So what does Integrity look like and feel like? The word has connotations of grandeur, like something that is unattainable.  But, In + to + gritty = Integrity.  When we live in integrity things are rough, gritty, sometimes abrasive.  We are so committed to staying true to our highest purpose that we stand in the middle of the sandstorm while the force of friction rubs us raw.  We move in ways that might seem strange or slow or circuitous, because we are always trying to engage from a stable foundation, if the ground is shaky, we question the motivation.  So, often that which seems easy is disregarded for that which is RIGHT.  Refinement (however minutely) is the endeavor until the solid ground of Dharma becomes the foundation, and the stillness becomes wholeness.  

People of integrity often question the world around them (trying on lots of outfits and analyzing the finest details), not because they doubt it, but because a solid foundation requires perfect alignment.  The questioning uncovers true alignment (in self and others).    Integrity is defined as “the state of being whole, entire, or undiminished,” in essence unified, the definition of Yoga.  
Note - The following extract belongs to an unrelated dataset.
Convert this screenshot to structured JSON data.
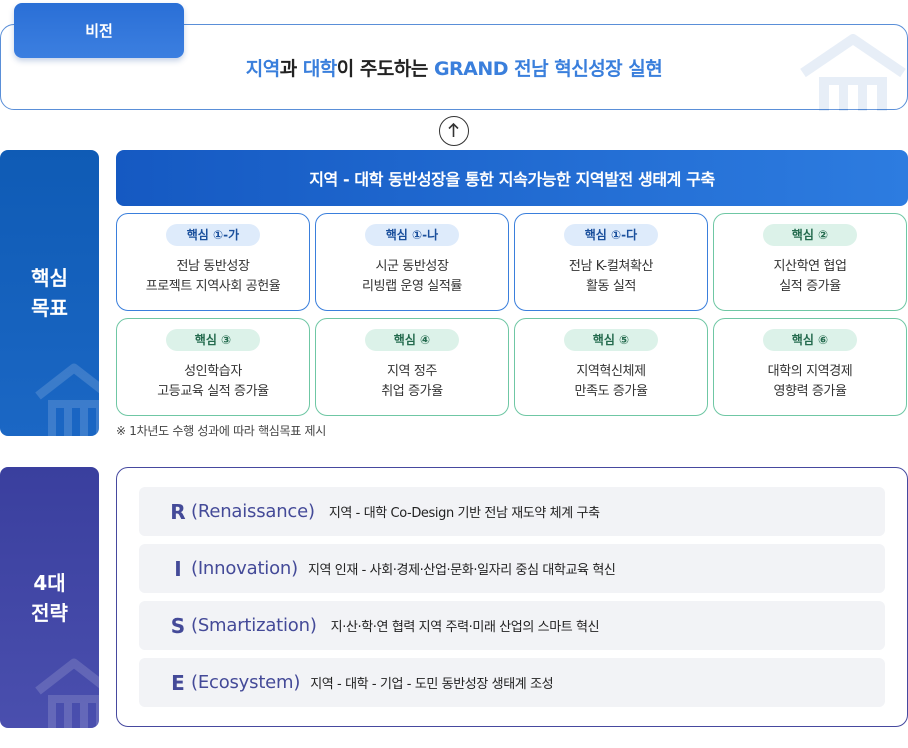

In practicing asana, there are many poses that allow us to explore the experience of Integrity.  Virabhadrasana III, Warrior III, is an asana that is at once expansive and fully integrated in a way that allows the feeling of Integrity to be fully embodied.  In this pose, you are called to establish a firm foundation and continually refine and readjust until the pose becomes whole. When practicing and teaching Vira III,  it is important to pay attention to the ways that we undermine our wholeness.  To stand in Integrity means to stand in the fullness and strength of essential Self,  undivided, tenacious, solid.  The definition of Integrity is the synonymous with the definition of a Warrior.  You can’t fake it. You can fake flexibility, you can even grip to create the illusion of strength, but the fullest expression of integrity is one of total openness.  Raw, vulnerable, and committed to the path of truth.

When practicing Warrior III, it is best to approach it from a place where the strength of the core and openness in the shoulders, hips and legs are well established.  The role of the feet in Virabhadrasana III is also essential to fully arriving with Integrity into the form. The more time that is spent preparing the body, the more Vira III will feel like an experience of completeness rather than disintegration.  The journey of the pose begins with the ways you discover your own strength, poses like Navasana and Chaturanga Dandasana are powerful to unfold the path to deep strength without gripping or bracing against the effort.  You can establish the foundation through the feet in poses as basic as Tadasana, or you can combine the emphasis of rooting with an opening in the legs in many of the standing asanas (Parsvottonasana is one of my favorites to prepare for Vira III). The intent of your preparatory poses is to coax strength and flexibility out from a deep place within, so that when it’s needed for Warrior III, it’s accessed willingly and with a sense of profound ease.  

When the body is responsive and open, then you can move toward accessing the full expression of Virabhadrasana III.  When you step into this asana in Integrity, you will feel plugged-in, strong, balanced, unwavering, courageous, expanded, open and free.  All at once.  Completely.  

The experience of Integrity is one of pure recognition.  When the individual pieces unite, the feeling of completeness is undeniable, and radiantly beautiful. To be whole is the ultimate alignment of your life with your highest purpose.  Even though you may still encounter challenge, you feel equipped and capable of meeting it from a fully unified space and you shine.